ATLANTIC CITY, N.J. — Citing delays in identifying a scallop boat as it sank in the Atlantic Ocean in March, the federal government is contacting nearly a quarter of a million boaters, urging them to make sure their emergency position locators are correctly registered in a rescue database.
The Coast Guard says an incorrectly recorded beacon number from the Lady Mary delayed notification of rescue personnel as the boat foundered off Cape May. Six of the seven crew members died.
As a result, the National Oceanic and Atmospheric Administration is mailing and e-mailing all registered owners of the emergency beacons across the country.
"I'm glad to see they are doing this; hopefully it will prevent a similar delay in search and rescue operations in the future," said Stevenson Weeks, the lawyer for the Lady Mary's owner.
The cause of the sinking is still being investigated. Weeks said a collision with another vessel in the early-morning darkness is the leading theory.
The accident in many ways parallels the Jan. 3 sinking of the Gloucester-based fishing vessel Patriot, which claimed the lives of Capt. Matteo Russo and his father-in-law, John Orlando.
In the Lady Mary's case, only one of the seven fisherman on board survived; he had jumped overboard and clung to a piece of wood in the ocean for hours, until being rescued by a Coast Guard helicopter.
The Coast Guard this week issued a marine safety alert urging boat owners to make sure their ship-mounted emergency position indicating radio beacons, commonly known as EPIRBs, and portable personal locator beacons are correctly registered with NOAA.
The EPIRB from the Lady Mary was wrongly recorded with the agency, off by one digit.

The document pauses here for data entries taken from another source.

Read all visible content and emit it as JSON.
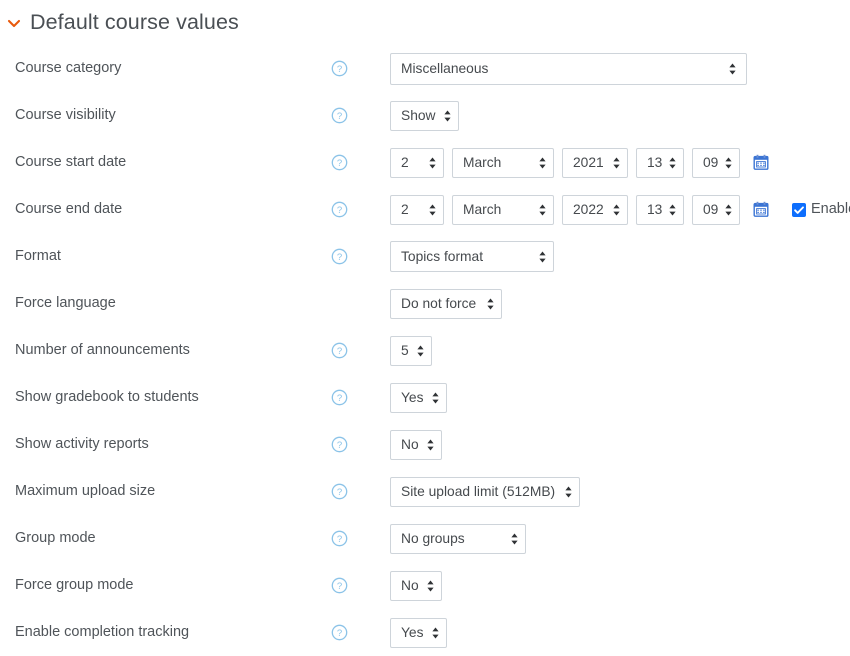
{
  "section": {
    "title": "Default course values",
    "collapse_icon": "chevron-down-icon",
    "collapse_color": "#e8590c"
  },
  "theme": {
    "label_color": "#4f5459",
    "border_color": "#ced4da",
    "help_icon_color": "#8bc3e8",
    "calendar_icon_color": "#3b74d4",
    "checkbox_checked_color": "#0d6efd"
  },
  "help_icon": {
    "glyph": "?",
    "name": "help-icon"
  },
  "rows": [
    {
      "id": "course-category",
      "label": "Course category",
      "has_help": true,
      "control": "select",
      "value": "Miscellaneous"
    },
    {
      "id": "course-visibility",
      "label": "Course visibility",
      "has_help": true,
      "control": "select",
      "value": "Show"
    },
    {
      "id": "course-start-date",
      "label": "Course start date",
      "has_help": true,
      "control": "date",
      "day": "2",
      "month": "March",
      "year": "2021",
      "hour": "13",
      "minute": "09",
      "calendar_icon": "calendar-icon",
      "has_enable": false
    },
    {
      "id": "course-end-date",
      "label": "Course end date",
      "has_help": true,
      "control": "date",
      "day": "2",
      "month": "March",
      "year": "2022",
      "hour": "13",
      "minute": "09",
      "calendar_icon": "calendar-icon",
      "has_enable": true,
      "enable_label": "Enable",
      "enable_checked": true
    },
    {
      "id": "format",
      "label": "Format",
      "has_help": true,
      "control": "select",
      "value": "Topics format"
    },
    {
      "id": "force-language",
      "label": "Force language",
      "has_help": false,
      "control": "select",
      "value": "Do not force"
    },
    {
      "id": "number-of-announcements",
      "label": "Number of announcements",
      "has_help": true,
      "control": "select",
      "value": "5"
    },
    {
      "id": "show-gradebook-to-students",
      "label": "Show gradebook to students",
      "has_help": true,
      "control": "select",
      "value": "Yes"
    },
    {
      "id": "show-activity-reports",
      "label": "Show activity reports",
      "has_help": true,
      "control": "select",
      "value": "No"
    },
    {
      "id": "maximum-upload-size",
      "label": "Maximum upload size",
      "has_help": true,
      "control": "select",
      "value": "Site upload limit (512MB)"
    },
    {
      "id": "group-mode",
      "label": "Group mode",
      "has_help": true,
      "control": "select",
      "value": "No groups"
    },
    {
      "id": "force-group-mode",
      "label": "Force group mode",
      "has_help": true,
      "control": "select",
      "value": "No"
    },
    {
      "id": "enable-completion-tracking",
      "label": "Enable completion tracking",
      "has_help": true,
      "control": "select",
      "value": "Yes"
    }
  ]
}
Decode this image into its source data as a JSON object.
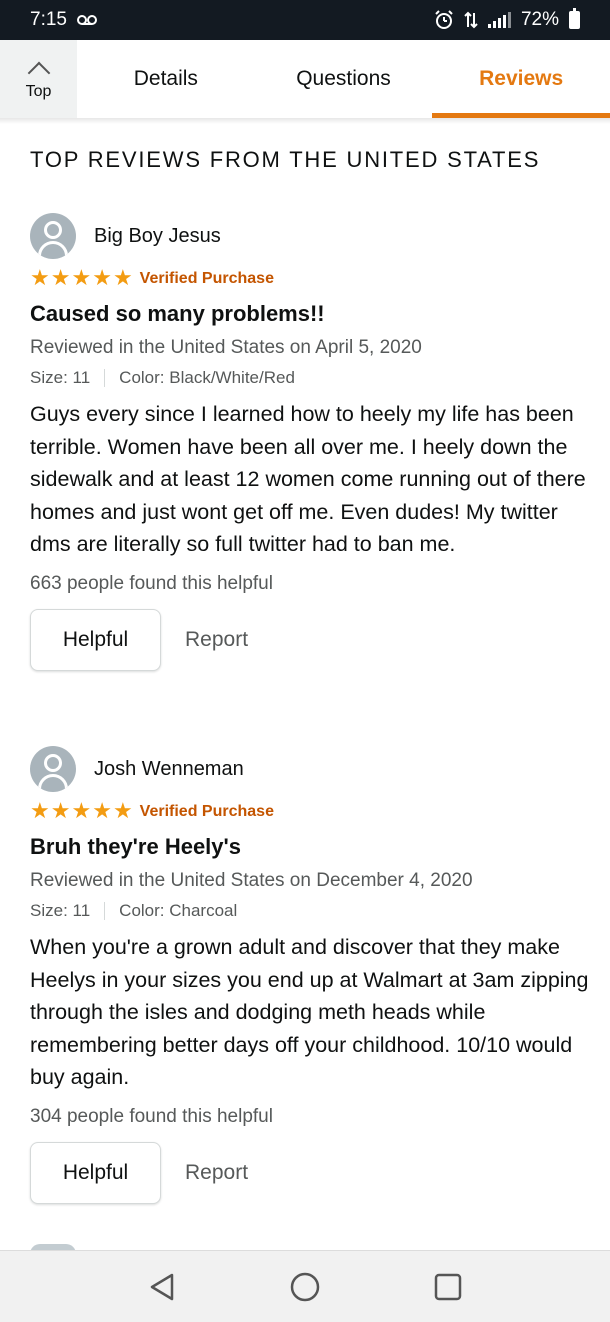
{
  "status_bar": {
    "time": "7:15",
    "voicemail_icon": "voicemail-icon",
    "battery": "72%"
  },
  "tabs": {
    "top_label": "Top",
    "items": [
      "Details",
      "Questions",
      "Reviews"
    ],
    "active": "Reviews"
  },
  "section_title": "TOP REVIEWS FROM THE UNITED STATES",
  "reviews": [
    {
      "reviewer": "Big Boy Jesus",
      "stars": 5,
      "verified": "Verified Purchase",
      "title": "Caused so many problems!!",
      "date": "Reviewed in the United States on April 5, 2020",
      "size": "Size: 11",
      "color": "Color: Black/White/Red",
      "body": "Guys every since I learned how to heely my life has been terrible. Women have been all over me. I heely down the sidewalk and at least 12 women come running out of there homes and just wont get off me. Even dudes! My twitter dms are literally so full twitter had to ban me.",
      "helpful_count": "663 people found this helpful",
      "helpful_label": "Helpful",
      "report_label": "Report"
    },
    {
      "reviewer": "Josh Wenneman",
      "stars": 5,
      "verified": "Verified Purchase",
      "title": "Bruh they're Heely's",
      "date": "Reviewed in the United States on December 4, 2020",
      "size": "Size: 11",
      "color": "Color: Charcoal",
      "body": "When you're a grown adult and discover that they make Heelys in your sizes you end up at Walmart at 3am zipping through the isles and dodging meth heads while remembering better days off your childhood. 10/10 would buy again.",
      "helpful_count": "304 people found this helpful",
      "helpful_label": "Helpful",
      "report_label": "Report"
    }
  ],
  "colors": {
    "accent": "#e47911",
    "star": "#f39c12",
    "verified": "#c45500",
    "status_bar_bg": "#131a22"
  }
}
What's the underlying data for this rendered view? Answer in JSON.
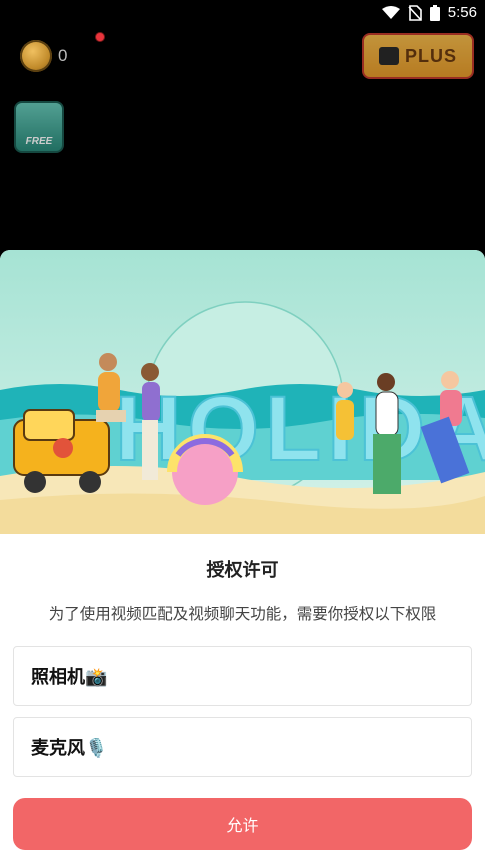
{
  "status_bar": {
    "time": "5:56"
  },
  "game": {
    "coin_count": "0",
    "plus_label": "PLUS",
    "free_label": "FREE"
  },
  "banner": {
    "text": "HOLIDAY"
  },
  "dialog": {
    "title": "授权许可",
    "description": "为了使用视频匹配及视频聊天功能，需要你授权以下权限",
    "permissions": [
      {
        "label": "照相机📸"
      },
      {
        "label": "麦克风🎙️"
      }
    ],
    "allow_label": "允许"
  },
  "colors": {
    "accent": "#f26667",
    "banner_sky": "#a6e3d4",
    "sand": "#f7e7b8"
  }
}
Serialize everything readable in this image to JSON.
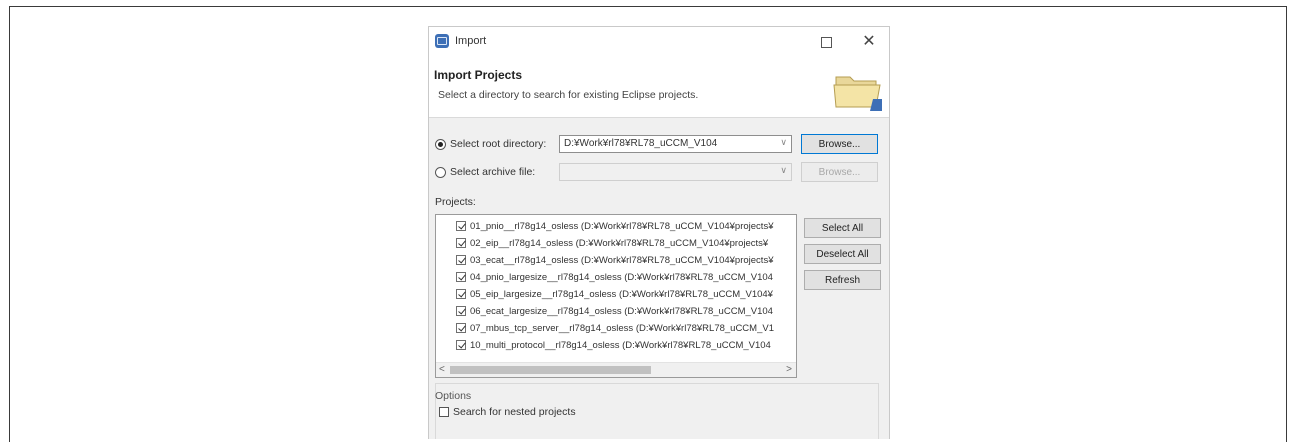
{
  "dialog": {
    "title": "Import",
    "heading": "Import Projects",
    "description": "Select a directory to search for existing Eclipse projects."
  },
  "source": {
    "root_label": "Select root directory:",
    "root_value": "D:¥Work¥rl78¥RL78_uCCM_V104",
    "archive_label": "Select archive file:",
    "archive_value": "",
    "browse_label": "Browse...",
    "browse_disabled_label": "Browse..."
  },
  "projects": {
    "label": "Projects:",
    "items": [
      "01_pnio__rl78g14_osless (D:¥Work¥rl78¥RL78_uCCM_V104¥projects¥",
      "02_eip__rl78g14_osless (D:¥Work¥rl78¥RL78_uCCM_V104¥projects¥",
      "03_ecat__rl78g14_osless (D:¥Work¥rl78¥RL78_uCCM_V104¥projects¥",
      "04_pnio_largesize__rl78g14_osless (D:¥Work¥rl78¥RL78_uCCM_V104",
      "05_eip_largesize__rl78g14_osless (D:¥Work¥rl78¥RL78_uCCM_V104¥",
      "06_ecat_largesize__rl78g14_osless (D:¥Work¥rl78¥RL78_uCCM_V104",
      "07_mbus_tcp_server__rl78g14_osless (D:¥Work¥rl78¥RL78_uCCM_V1",
      "10_multi_protocol__rl78g14_osless (D:¥Work¥rl78¥RL78_uCCM_V104"
    ],
    "select_all": "Select All",
    "deselect_all": "Deselect All",
    "refresh": "Refresh",
    "scroll_left": "<",
    "scroll_right": ">"
  },
  "options": {
    "title": "Options",
    "search_nested": "Search for nested projects"
  },
  "window_controls": {
    "close": "✕"
  },
  "icons": {
    "app": "eclipse-icon",
    "banner": "folder-icon"
  }
}
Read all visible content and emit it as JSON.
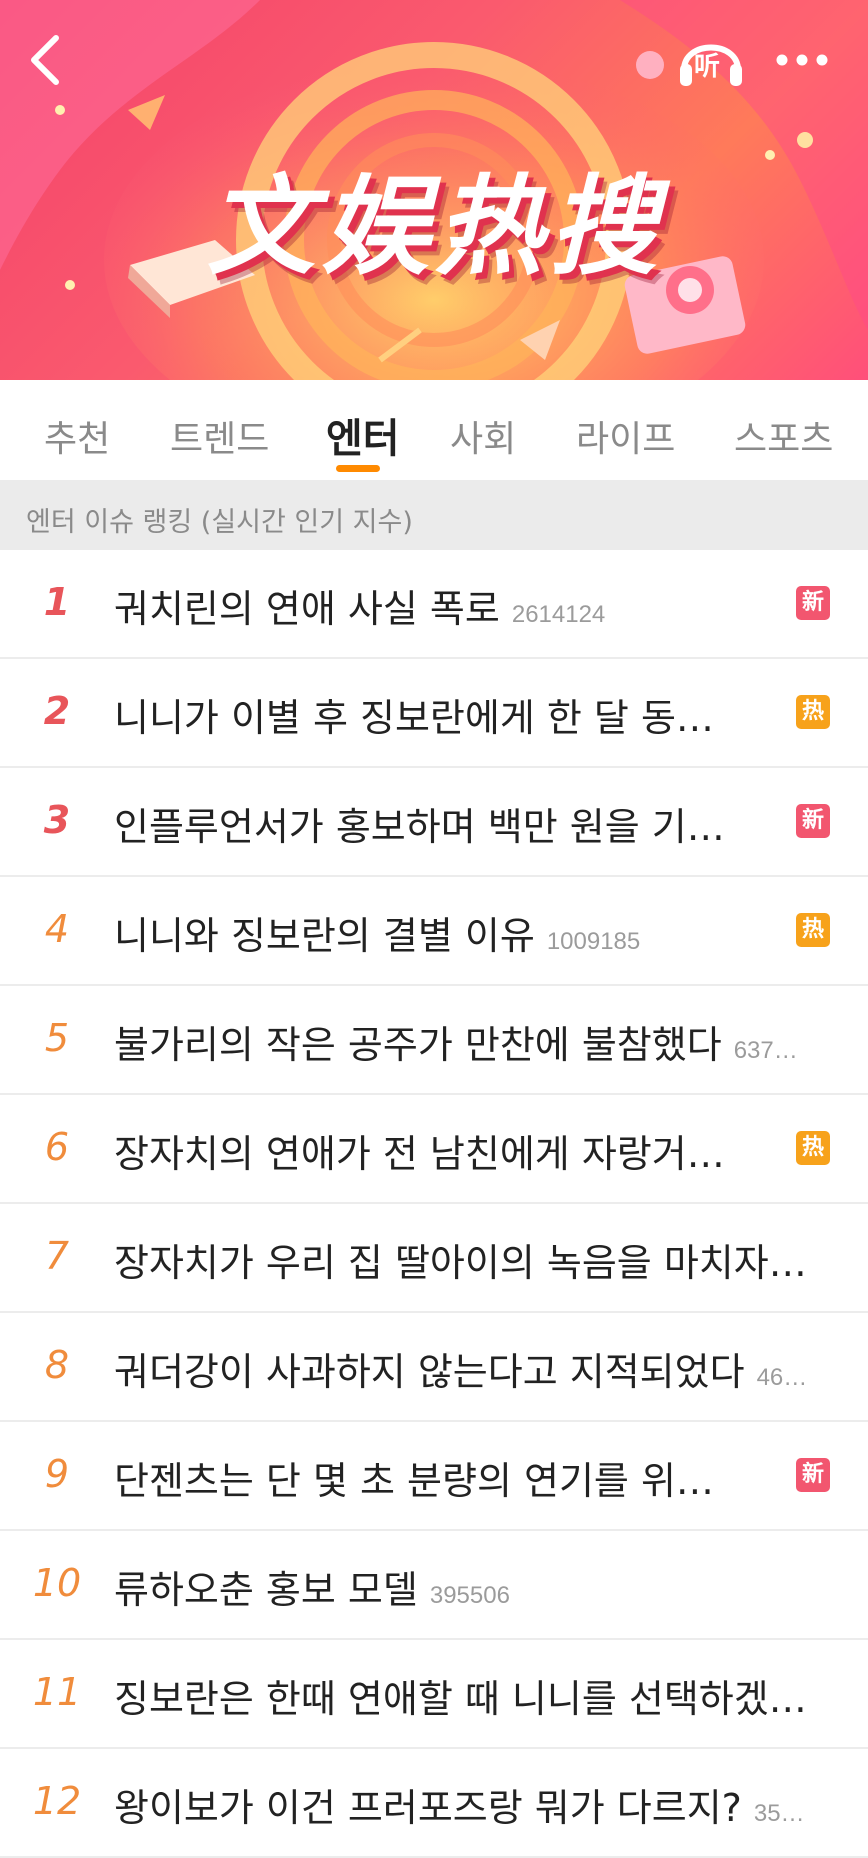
{
  "header": {
    "back_icon": "chevron-left-icon",
    "listen_label": "听",
    "listen_icon": "headphones-icon",
    "more_icon": "more-dots-icon",
    "banner_title": "文娱热搜"
  },
  "tabs": [
    {
      "label": "추천",
      "active": false
    },
    {
      "label": "트렌드",
      "active": false
    },
    {
      "label": "엔터",
      "active": true
    },
    {
      "label": "사회",
      "active": false
    },
    {
      "label": "라이프",
      "active": false
    },
    {
      "label": "스포츠",
      "active": false
    }
  ],
  "section": {
    "title": "엔터 이슈 랭킹 (실시간 인기 지수)"
  },
  "colors": {
    "accent_underline": "#ff8a00",
    "badge_new": "#f2566f",
    "badge_hot": "#f7a21b",
    "rank_top": "#e8555a",
    "rank_mid": "#f08c3c"
  },
  "items": [
    {
      "rank": "1",
      "title": "궈치린의 연애 사실 폭로",
      "count": "2614124",
      "badge": "新",
      "badge_type": "new"
    },
    {
      "rank": "2",
      "title": "니니가 이별 후 징보란에게 한 달 동…",
      "count": "",
      "badge": "热",
      "badge_type": "hot"
    },
    {
      "rank": "3",
      "title": "인플루언서가 홍보하며 백만 원을 기…",
      "count": "",
      "badge": "新",
      "badge_type": "new"
    },
    {
      "rank": "4",
      "title": "니니와 징보란의 결별 이유",
      "count": "1009185",
      "badge": "热",
      "badge_type": "hot"
    },
    {
      "rank": "5",
      "title": "불가리의 작은 공주가 만찬에 불참했다",
      "count": "637…",
      "badge": "",
      "badge_type": ""
    },
    {
      "rank": "6",
      "title": "장자치의 연애가 전 남친에게 자랑거…",
      "count": "",
      "badge": "热",
      "badge_type": "hot"
    },
    {
      "rank": "7",
      "title": "장자치가 우리 집 딸아이의 녹음을 마치자…",
      "count": "",
      "badge": "",
      "badge_type": ""
    },
    {
      "rank": "8",
      "title": "궈더강이 사과하지 않는다고 지적되었다",
      "count": "46…",
      "badge": "",
      "badge_type": ""
    },
    {
      "rank": "9",
      "title": "단젠츠는 단 몇 초 분량의 연기를 위…",
      "count": "",
      "badge": "新",
      "badge_type": "new"
    },
    {
      "rank": "10",
      "title": "류하오춘 홍보 모델",
      "count": "395506",
      "badge": "",
      "badge_type": ""
    },
    {
      "rank": "11",
      "title": "징보란은 한때 연애할 때 니니를 선택하겠…",
      "count": "",
      "badge": "",
      "badge_type": ""
    },
    {
      "rank": "12",
      "title": "왕이보가 이건 프러포즈랑 뭐가 다르지?",
      "count": "35…",
      "badge": "",
      "badge_type": ""
    }
  ]
}
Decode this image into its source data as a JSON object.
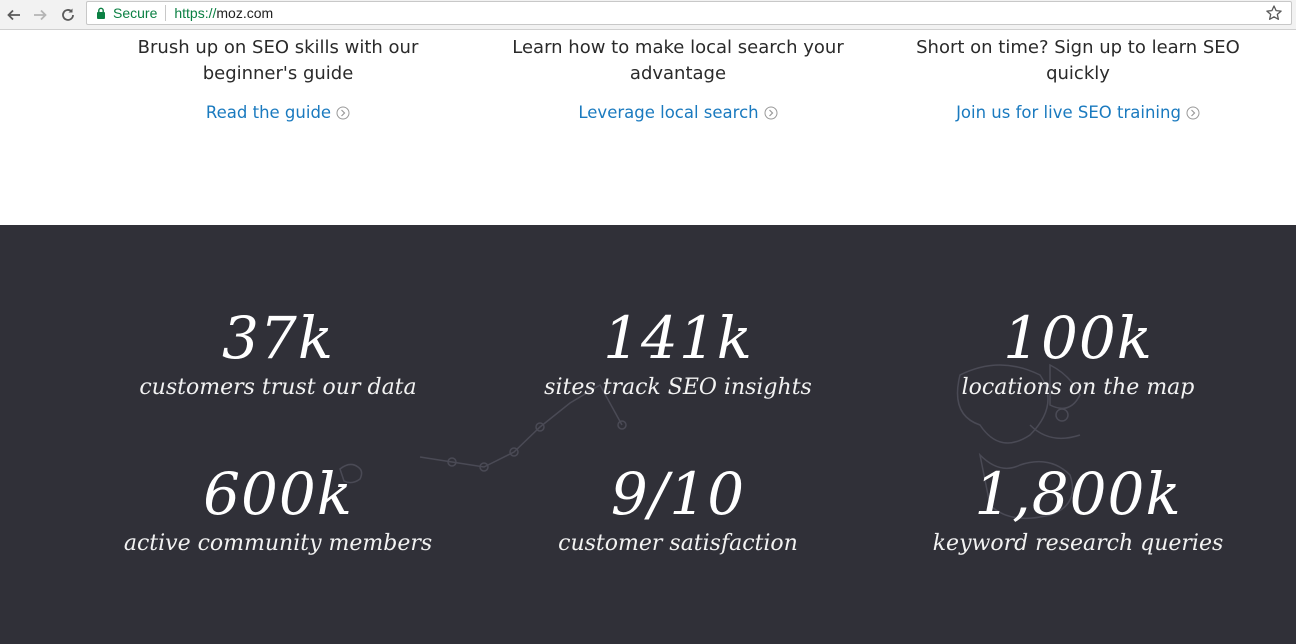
{
  "browser": {
    "secure_label": "Secure",
    "url_scheme": "https://",
    "url_host": "moz.com"
  },
  "features": [
    {
      "heading": "Brush up on SEO skills with our beginner's guide",
      "link": "Read the guide"
    },
    {
      "heading": "Learn how to make local search your advantage",
      "link": "Leverage local search"
    },
    {
      "heading": "Short on time? Sign up to learn SEO quickly",
      "link": "Join us for live SEO training"
    }
  ],
  "stats": [
    {
      "value": "37k",
      "label": "customers trust our data"
    },
    {
      "value": "141k",
      "label": "sites track SEO insights"
    },
    {
      "value": "100k",
      "label": "locations on the map"
    },
    {
      "value": "600k",
      "label": "active community members"
    },
    {
      "value": "9/10",
      "label": "customer satisfaction"
    },
    {
      "value": "1,800k",
      "label": "keyword research queries"
    }
  ],
  "colors": {
    "link": "#1a7abf",
    "secure": "#0b8043",
    "chalkboard": "#303038"
  }
}
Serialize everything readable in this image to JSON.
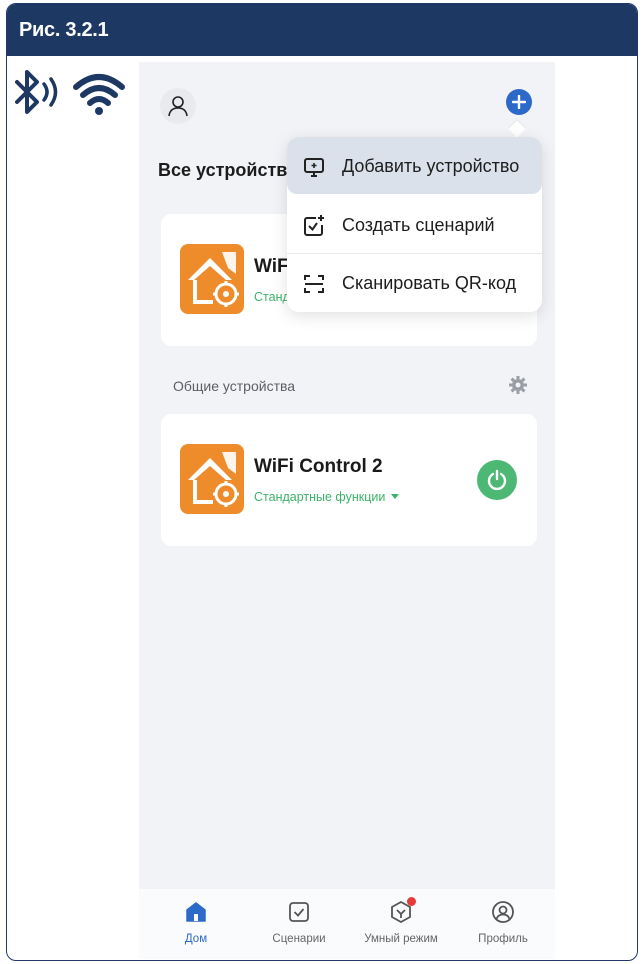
{
  "figure": {
    "title": "Рис. 3.2.1"
  },
  "connectivity": {
    "icons": [
      "bluetooth-icon",
      "wifi-icon"
    ]
  },
  "header": {
    "add_icon": "plus-icon",
    "profile_icon": "user-icon"
  },
  "home": {
    "section_title": "Все устройства"
  },
  "add_menu": {
    "items": [
      {
        "label": "Добавить устройство",
        "icon": "add-device-icon",
        "active": true
      },
      {
        "label": "Создать сценарий",
        "icon": "create-scenario-icon",
        "active": false
      },
      {
        "label": "Сканировать QR-код",
        "icon": "scan-icon",
        "active": false
      }
    ]
  },
  "devices": [
    {
      "name": "WiFi Control",
      "name_visible": "WiF",
      "status": "Стандартные функции",
      "status_visible": "Станд"
    }
  ],
  "shared": {
    "label": "Общие устройства",
    "devices": [
      {
        "name": "WiFi Control 2",
        "status": "Стандартные функции"
      }
    ]
  },
  "tabbar": {
    "tabs": [
      {
        "label": "Дом",
        "icon": "home-icon",
        "active": true
      },
      {
        "label": "Сценарии",
        "icon": "scenarios-icon",
        "active": false
      },
      {
        "label": "Умный режим",
        "icon": "smart-mode-icon",
        "active": false,
        "badge": true
      },
      {
        "label": "Профиль",
        "icon": "profile-icon",
        "active": false
      }
    ]
  },
  "colors": {
    "header_bg": "#1e3864",
    "accent": "#2c69c9",
    "device_icon": "#ee8c2c",
    "power_green": "#4cb873",
    "status_green": "#3bb36a",
    "badge_red": "#e63b3b"
  }
}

Thus, when the scallop boat ran into trouble March 24, there was a delay of nearly an hour and a half in locating it.